In the weeks after Liam’s death, Tim and Lhani’s grief and shock were compounded by frustration over the Indonesian police’s apparent ignorance of the death, and contradictory statements from both Indonesia and Australia about an investigation. (Tests conducted by Perth's The West Australian newspaper a week after Liam’s death showed that Rudy’s Pub was still serving drinks laced with methanol.)
With frustration building, the couple made the sudden decision to head to Lombok to push for what should have been obvious — an investigation into who had poisoned their son. They also wanted to meet Rosalind Jay, the Canadian student who he had befriended.
Rosalind Jay had only just returned to Canada when she decided to turn around and fly back to Lombok. Indonesian police had said they wouldn't investigate Liam's death unless an official complaint was made in person at Lombok's police headquarters. Rosalind realised she wasn't just a witness; she was also a victim. So on the long flight from Vancouver, she prepared a lengthy statement for police describing the night in detail. Tim and Lhani came with their own documents —Liam’s medical records, death certificate and a photograph of their son lying in a coma.

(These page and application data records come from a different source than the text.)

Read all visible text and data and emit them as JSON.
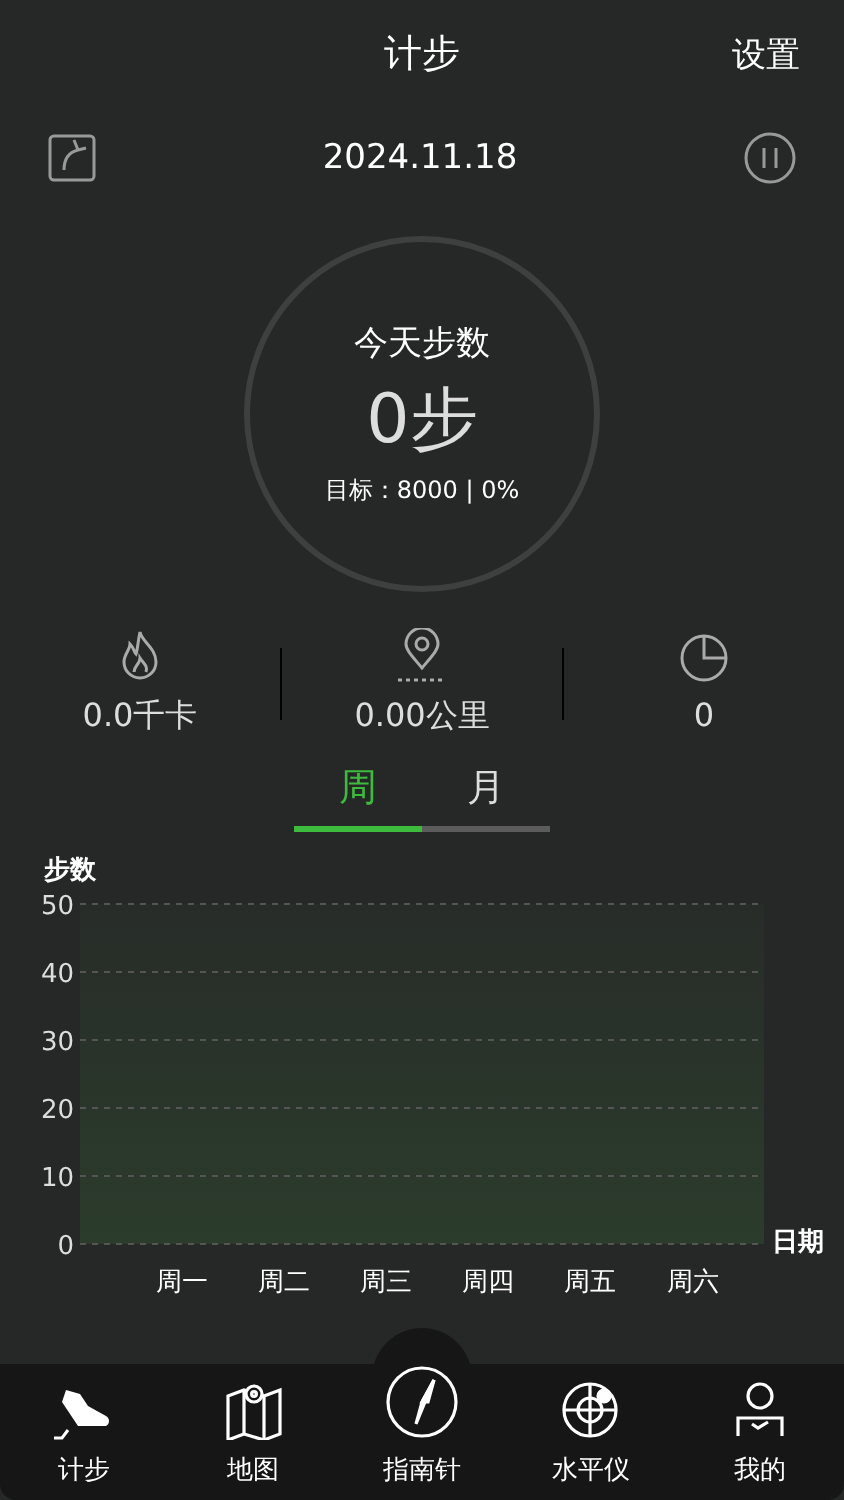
{
  "header": {
    "title": "计步",
    "action": "设置"
  },
  "date_row": {
    "date": "2024.11.18"
  },
  "today": {
    "title": "今天步数",
    "steps": "0步",
    "goal": "目标：8000 | 0%"
  },
  "stats": [
    {
      "kind": "calories",
      "value": "0.0千卡"
    },
    {
      "kind": "distance",
      "value": "0.00公里"
    },
    {
      "kind": "time",
      "value": "0"
    }
  ],
  "period_tabs": [
    {
      "label": "周",
      "selected": true
    },
    {
      "label": "月",
      "selected": false
    }
  ],
  "chart": {
    "chart_data": {
      "type": "area",
      "ylabel": "步数",
      "xlabel": "日期",
      "categories": [
        "周一",
        "周二",
        "周三",
        "周四",
        "周五",
        "周六"
      ],
      "ylim": [
        0,
        50
      ],
      "yticks": [
        0,
        10,
        20,
        30,
        40,
        50
      ],
      "grid": true
    }
  },
  "bottom_nav": [
    {
      "kind": "steps",
      "label": "计步"
    },
    {
      "kind": "map",
      "label": "地图"
    },
    {
      "kind": "compass",
      "label": "指南针"
    },
    {
      "kind": "level",
      "label": "水平仪"
    },
    {
      "kind": "profile",
      "label": "我的"
    }
  ]
}
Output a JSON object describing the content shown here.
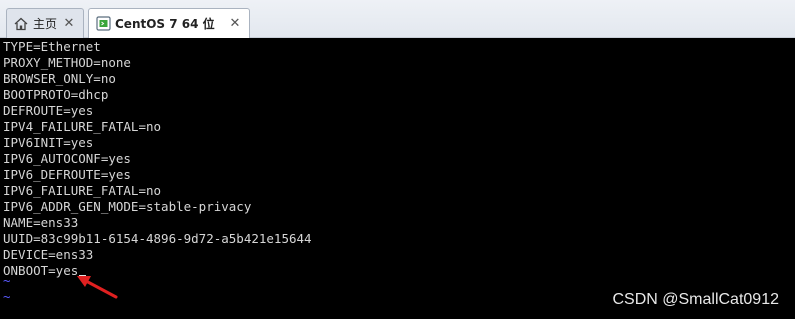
{
  "tabs": [
    {
      "label": "主页",
      "icon": "home-icon",
      "active": false
    },
    {
      "label": "CentOS 7 64 位",
      "icon": "vm-icon",
      "active": true
    }
  ],
  "terminal": {
    "lines": [
      "TYPE=Ethernet",
      "PROXY_METHOD=none",
      "BROWSER_ONLY=no",
      "BOOTPROTO=dhcp",
      "DEFROUTE=yes",
      "IPV4_FAILURE_FATAL=no",
      "IPV6INIT=yes",
      "IPV6_AUTOCONF=yes",
      "IPV6_DEFROUTE=yes",
      "IPV6_FAILURE_FATAL=no",
      "IPV6_ADDR_GEN_MODE=stable-privacy",
      "NAME=ens33",
      "UUID=83c99b11-6154-4896-9d72-a5b421e15644",
      "DEVICE=ens33",
      "ONBOOT=yes"
    ],
    "tildes": [
      "~",
      "~"
    ],
    "colors": {
      "background": "#000000",
      "text": "#d6d6d6",
      "tilde": "#5a5aff",
      "arrow": "#e02020"
    }
  },
  "watermark": "CSDN @SmallCat0912"
}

A series of attempts to meet Lombok officials initially fell through and Indonesian police floored them with a claim that they had gone to the island to investigate but didn’t get anywhere because they didn’t know the name of the bar allegedly responsible. They claimed the Australian Federal Police had withheld this critical information, along with other key details of Liam’s death (the AFP denies this).
But the couple persisted, hiring an Indonesian lawyer and mounting a public campaign to seek justice. Lombok police finally launched an investigation and alcohol taken from the bar tested positive for methanol. At the time of writing, charges were expected to be laid against those responsible for the spiking.
Rosalind Jay grows tearful as she recalls the Davies’ last night in Lombok. As the sun set over the fishing boats at Sengiggi Beach, the young woman who had only known Liam’s parents for a few days, instinctively rested her head on Lhani’s shoulder. Returning to Lombok and meeting them had helped give her a sense of closure, she says.
Last year, 860,000 Australians holidayed in Bali. “About 99.3 percent come home having had a really good holiday,” says Ross Taylor of the Indonesia Institute. He says “a couple of thimbles” of methanol can do permanent damage and offers this advice:
• Take your own spirits and order a soft drink. (Visitors to Bali can bring in 1lt of alcohol each);
• Only order spirits in four-star or five-star hotels;
• At “susceptible” bars, stick to the local Bintang beer, imported beers or soft drink;
• Drink imported wine at well-known restaurants from bottles that you see opened;
• If an exotic spirit drink costs $2, ask yourself how the bar could sell it for that;
• The fact that a spirit is coming out of a legitimate bottle is no guarantee the drink is safe;
• Respect the place, respect their laws, respect their customs and respect yourself by taking precautions.